Your instructions:
Reproduce each record verbatim, images excluded.

(Records from a collection)
== Segment start ==
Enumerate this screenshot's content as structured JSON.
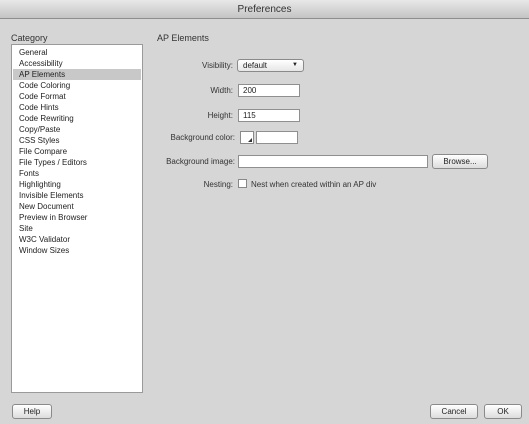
{
  "window": {
    "title": "Preferences"
  },
  "category_label": "Category",
  "categories": [
    {
      "label": "General"
    },
    {
      "label": "Accessibility"
    },
    {
      "label": "AP Elements"
    },
    {
      "label": "Code Coloring"
    },
    {
      "label": "Code Format"
    },
    {
      "label": "Code Hints"
    },
    {
      "label": "Code Rewriting"
    },
    {
      "label": "Copy/Paste"
    },
    {
      "label": "CSS Styles"
    },
    {
      "label": "File Compare"
    },
    {
      "label": "File Types / Editors"
    },
    {
      "label": "Fonts"
    },
    {
      "label": "Highlighting"
    },
    {
      "label": "Invisible Elements"
    },
    {
      "label": "New Document"
    },
    {
      "label": "Preview in Browser"
    },
    {
      "label": "Site"
    },
    {
      "label": "W3C Validator"
    },
    {
      "label": "Window Sizes"
    }
  ],
  "selected_category": "AP Elements",
  "panel": {
    "title": "AP Elements",
    "visibility_label": "Visibility:",
    "visibility_value": "default",
    "width_label": "Width:",
    "width_value": "200",
    "height_label": "Height:",
    "height_value": "115",
    "bg_color_label": "Background color:",
    "bg_color_value": "",
    "bg_image_label": "Background image:",
    "bg_image_value": "",
    "browse_label": "Browse...",
    "nesting_label": "Nesting:",
    "nesting_checkbox_label": "Nest when created within an AP div",
    "nesting_checked": false
  },
  "buttons": {
    "help": "Help",
    "cancel": "Cancel",
    "ok": "OK"
  },
  "icons": {
    "select_arrow": "chevron-down-icon",
    "color_swatch": "color-picker-icon"
  }
}
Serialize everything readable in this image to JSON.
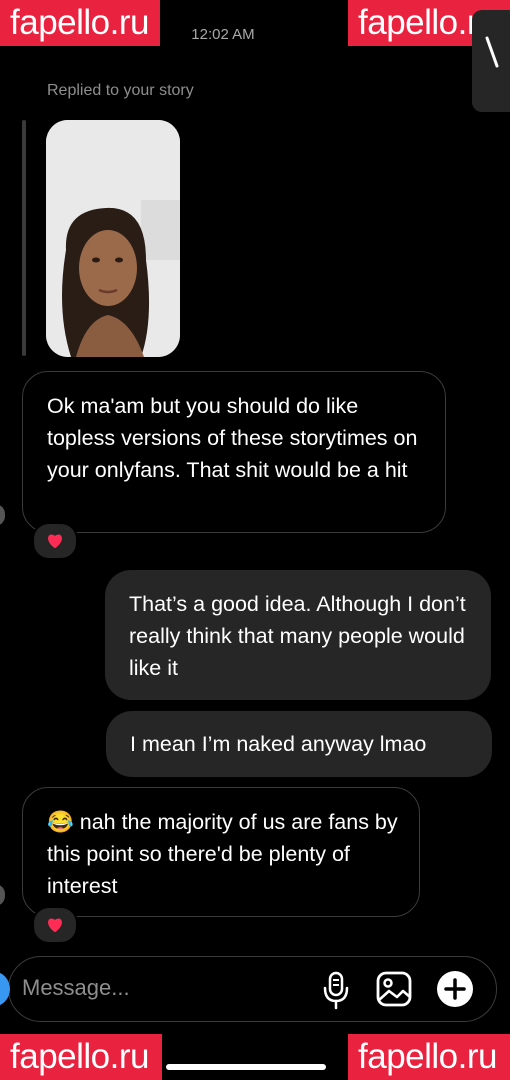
{
  "watermark": {
    "text": "fapello.ru"
  },
  "status": {
    "time": "12:02 AM"
  },
  "story_reply": {
    "label": "Replied to your story"
  },
  "messages": [
    {
      "side": "incoming",
      "text": "Ok ma'am but you should do like topless versions of these storytimes on your onlyfans. That shit would be a hit",
      "reaction": "❤️"
    },
    {
      "side": "outgoing",
      "text": "That’s a good idea. Although I don’t really think that many people would like it"
    },
    {
      "side": "outgoing",
      "text": "I mean I’m naked anyway lmao"
    },
    {
      "side": "incoming",
      "text": "😂 nah the majority of us are fans by this point so there'd be plenty of interest",
      "reaction": "❤️"
    }
  ],
  "composer": {
    "placeholder": "Message..."
  },
  "colors": {
    "watermark": "#e9233f",
    "outgoing_bubble": "#262626",
    "background": "#000000",
    "camera_button": "#3897f0"
  },
  "icons": [
    "mic-icon",
    "gallery-icon",
    "plus-icon",
    "heart-reaction-icon",
    "edit-icon"
  ]
}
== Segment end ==
Written answer:
Enumerate this screenshot's content as structured JSON.
{
  "window": {
    "title": "Preferences"
  },
  "category_label": "Category",
  "categories": [
    {
      "label": "General"
    },
    {
      "label": "Accessibility"
    },
    {
      "label": "AP Elements"
    },
    {
      "label": "Code Coloring"
    },
    {
      "label": "Code Format"
    },
    {
      "label": "Code Hints"
    },
    {
      "label": "Code Rewriting"
    },
    {
      "label": "Copy/Paste"
    },
    {
      "label": "CSS Styles"
    },
    {
      "label": "File Compare"
    },
    {
      "label": "File Types / Editors"
    },
    {
      "label": "Fonts"
    },
    {
      "label": "Highlighting"
    },
    {
      "label": "Invisible Elements"
    },
    {
      "label": "New Document"
    },
    {
      "label": "Preview in Browser"
    },
    {
      "label": "Site"
    },
    {
      "label": "W3C Validator"
    },
    {
      "label": "Window Sizes"
    }
  ],
  "selected_category": "AP Elements",
  "panel": {
    "title": "AP Elements",
    "visibility_label": "Visibility:",
    "visibility_value": "default",
    "width_label": "Width:",
    "width_value": "200",
    "height_label": "Height:",
    "height_value": "115",
    "bg_color_label": "Background color:",
    "bg_color_value": "",
    "bg_image_label": "Background image:",
    "bg_image_value": "",
    "browse_label": "Browse...",
    "nesting_label": "Nesting:",
    "nesting_checkbox_label": "Nest when created within an AP div",
    "nesting_checked": false
  },
  "buttons": {
    "help": "Help",
    "cancel": "Cancel",
    "ok": "OK"
  },
  "icons": {
    "select_arrow": "chevron-down-icon",
    "color_swatch": "color-picker-icon"
  }
}
Serialize everything readable in this image to JSON.
{
  "watermark": {
    "text": "fapello.ru"
  },
  "status": {
    "time": "12:02 AM"
  },
  "story_reply": {
    "label": "Replied to your story"
  },
  "messages": [
    {
      "side": "incoming",
      "text": "Ok ma'am but you should do like topless versions of these storytimes on your onlyfans. That shit would be a hit",
      "reaction": "❤️"
    },
    {
      "side": "outgoing",
      "text": "That’s a good idea. Although I don’t really think that many people would like it"
    },
    {
      "side": "outgoing",
      "text": "I mean I’m naked anyway lmao"
    },
    {
      "side": "incoming",
      "text": "😂 nah the majority of us are fans by this point so there'd be plenty of interest",
      "reaction": "❤️"
    }
  ],
  "composer": {
    "placeholder": "Message..."
  },
  "colors": {
    "watermark": "#e9233f",
    "outgoing_bubble": "#262626",
    "background": "#000000",
    "camera_button": "#3897f0"
  },
  "icons": [
    "mic-icon",
    "gallery-icon",
    "plus-icon",
    "heart-reaction-icon",
    "edit-icon"
  ]
}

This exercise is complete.